Many engineers who work full time on American ships receive benefits. These benefits may include health insurance and sick leave. Some employers also provide retirement plans.

Employment and outlook

Washington outlook

The table below provides information about the number of workers in this career in various regions. It also provides information about the expected growth rate and future job openings.

Ship Engineers (SOC 53-5031)

Location Current employment Growth over 10 years Annual openings
Washington 1,088 -0.9% 16.1% 124
    Clallam, Jefferson, and Kitsap Counties 33 6.1% 11.9% 4
    Clark, Cowlitz, and Wahkiakum Counties 21 9.5% 15.2% 3
    Grays Harbor, Lewis, Mason, Pacific, and Thurston Counties 10 0.0% 14.1% 1
    King County 1,016 -1.1% 19.6% 115
United States 9,000 -3.3% 5.2% 1,100

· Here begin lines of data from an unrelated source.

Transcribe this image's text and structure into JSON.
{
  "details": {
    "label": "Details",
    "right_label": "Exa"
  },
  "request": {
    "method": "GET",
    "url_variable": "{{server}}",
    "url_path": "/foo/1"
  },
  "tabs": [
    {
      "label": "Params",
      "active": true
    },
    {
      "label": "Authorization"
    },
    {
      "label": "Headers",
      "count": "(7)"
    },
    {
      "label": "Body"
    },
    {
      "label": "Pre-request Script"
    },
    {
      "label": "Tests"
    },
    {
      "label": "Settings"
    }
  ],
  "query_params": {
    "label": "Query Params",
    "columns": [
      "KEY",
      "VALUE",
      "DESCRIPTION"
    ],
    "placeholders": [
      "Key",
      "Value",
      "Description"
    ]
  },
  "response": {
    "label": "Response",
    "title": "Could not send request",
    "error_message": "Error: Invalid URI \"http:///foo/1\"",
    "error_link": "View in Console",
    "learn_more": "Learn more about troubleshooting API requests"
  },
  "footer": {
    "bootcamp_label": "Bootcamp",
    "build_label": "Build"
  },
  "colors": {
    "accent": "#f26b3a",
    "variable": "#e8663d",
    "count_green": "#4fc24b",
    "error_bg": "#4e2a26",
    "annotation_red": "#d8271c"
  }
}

National employment

Major employers:

National outlook

Growth in this occupation is declining. Changes in the demand for bulk commodities, such as petroleum products, iron ore, and grains, influences the demand for water transportation workers. When demand slows, so does the need for workers. 

Job openings occur as people retire or leave the occupation for other reasons.

Other resources

Inlandboatmen's Union of the Pacific (external link)
1711 West Nickerson Street, Suite D
Seattle, WA 98119
International Organization of Masters, Mates, and Pilots (external link)
700 Maritime Boulevard, Suite B
Linthicum Heights, MD 21090
Military SeaLift Command (external link)
CIVMAR Support Center
6353 Center Drive, Building 8, Suite 202
Norfolk, VA 23502
Profiles in Ocean Careers (external link)
Sailors' Union of the Pacific (external link)
4005 20th Ave. West, Ste 115
Seattle, WA 98199
Seafarers International Union (external link)
Transportation Institute (external link)
5201 Auth Way
Camp Springs, MD 20746


Career cluster

Career path

O*Net (external link) occupation

O*Net job zone (external link)

DOT occupation

Holland occupational cluster